Sharon Lorenzo shares her sailing victory story.
In 1958 naval architects began to build a new fleet of yachts that would sail in the major ocean races with a more streamlined design for efficiency and speed on the water. Bill Luders Jr. is credited with coming up with the 12 Metre formula to replace the older 135-foot J boats. Measuring the girth, freeboard space and sail area, this formula gave birth to the 12 Metre class of which 28 have been built in the USA. With approximately 54,700 lbs. of weight and 178 square meters of sail area, they are all approximately 66 feet long at the water line.
In 1964 the 12 Metre American Eagle was built to be sailed in the America’s Cup trials. She was then acquired and owned by Ted Turner from 1968-1973 during which time he was named Yachtsman of the Year twice as he won the Southern Ocean Racing Circuit, Sydney-Hobart, and the Fastnet races. Ted Turner was born in 1938 and after attending Brown University, he had three wives and children while founding the Cable News Network now known as CNN. Living today, he is retired from sailing but still attending Twelve Metre events in Newport, Rhode Island.
In 2020, the boat was sold to Alex Valcic and his wife Jephtha Tausig. Alex had hoped to retire from his career as a technology consultant, and said he was going to buy either a fast red car or a fast red boat. American Eagle was rehabilitated with new instruments and lines and is available for private charters in Newport when not racing in the waters of New York, Martha’s Vineyard, and Nantucket. Jephtha has a Ph.D. from Columbia University in clinical psychology and maintains active practices with her patients in both New York and Nantucket. For this summer of 2022, she assembled a team of 12 ladies to race on American Eagle in the 2022 Nantucket Regatta.

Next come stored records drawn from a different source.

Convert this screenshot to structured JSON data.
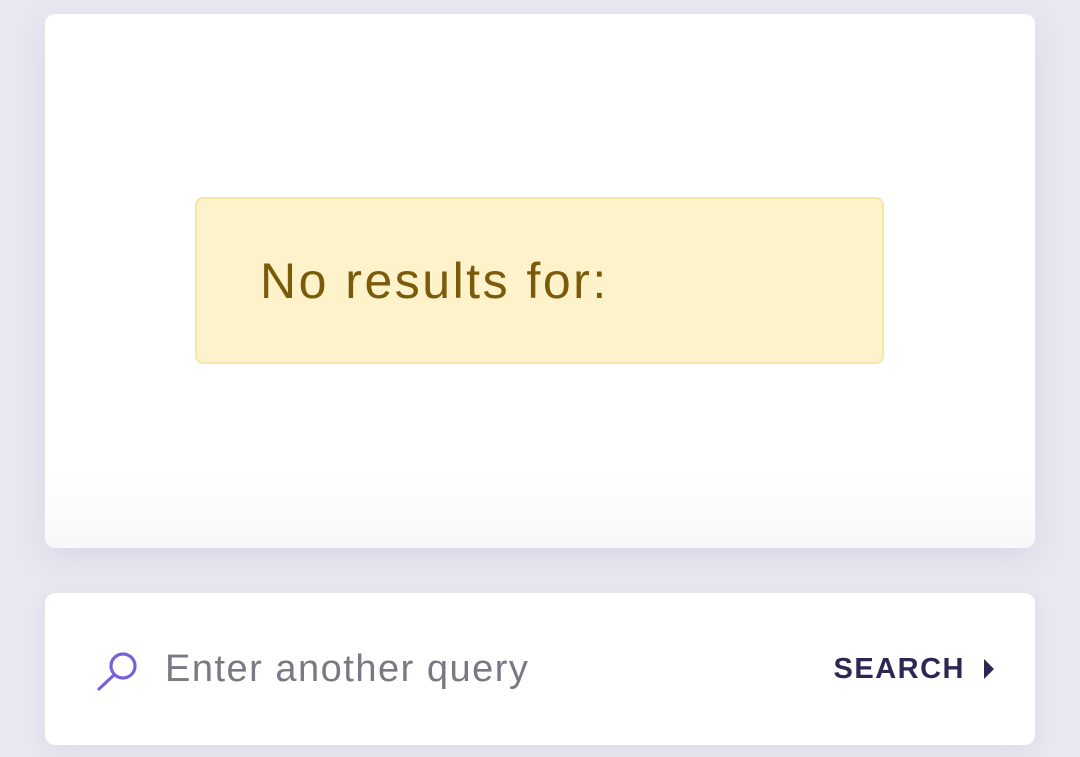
{
  "results": {
    "message": "No results for:"
  },
  "search": {
    "placeholder": "Enter another query",
    "value": "",
    "button_label": "SEARCH",
    "icon": "search-icon",
    "button_icon": "caret-right-icon"
  },
  "colors": {
    "page_background": "#e9e8f1",
    "alert_background": "#fdf2c9",
    "alert_border": "#f8e6a6",
    "alert_text": "#7b5a0a",
    "accent": "#7b61d9",
    "button_text": "#2e2753",
    "placeholder_text": "#7a7882"
  }
}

The captain de jour of the boat was Annie Gardner who has chartered yachts and taught sailing and tactics to many students around the world. She is a specialist in team building which is what it takes to sail these boats in a highly competitive environment. She turned the helm over to Sandy Yellott, a veteran sailor from Nantucket who has sailed on twelve meters and was both a sailing coach and teacher after graduating from Cornell University.
The back- up team in the cockpit included Alice Rogoff, Linda Johnson and me and all had many years of sailing experience on the waters of Nantucket. All three have been members of the IOD racing team- a fleet of highly competitive one design yachts. Alice and Sharon also sail in beetle cats and Linda is a graduate of the North University sailing clinic and has raced near Captiva Island, Fla. in the winter months. On the foredeck was a team of nine ladies divided to manage the jib, main sail and grinding winches. From our resident medical doctor, Katherine Sullivan, to our historic preservation specialist Michele Kolb, we had a team which one lovely sailor Page Gosnell said was for sure not the normal “deck fluff” usually assigned to ladies. Minou Palandjian, Melissa Richards, Kim Frisbie and Beth Colucci all focused on their individual jobs of sail trim and grinding, as there was not time for idle chatter with high winds and frequent tacks which required timing and precision.
All the ladies agreed that the winning experience of beating the mostly male competition on the water was indeed a regal victory which required patience, concentration, and community spirit. Like the musketeers we were one for all and all for one, ignoring the bruises or boat bites that we all experienced. The synergy of working together on the timing and delivery of speed and accuracy kept us all in line. We celebrated at the end of the last race with rosé wine and a greeting on the dock from Alex, Cabinet Secretary John Kerry, and former governor of Virginia, Terry McAuliffe. It was indeed a royal day with celebrations at the Great Harbor Yacht Club for a team that was not only dressed to win but was victorious in our red outfits matching the waterline of American Eagle, our 12 metre champion.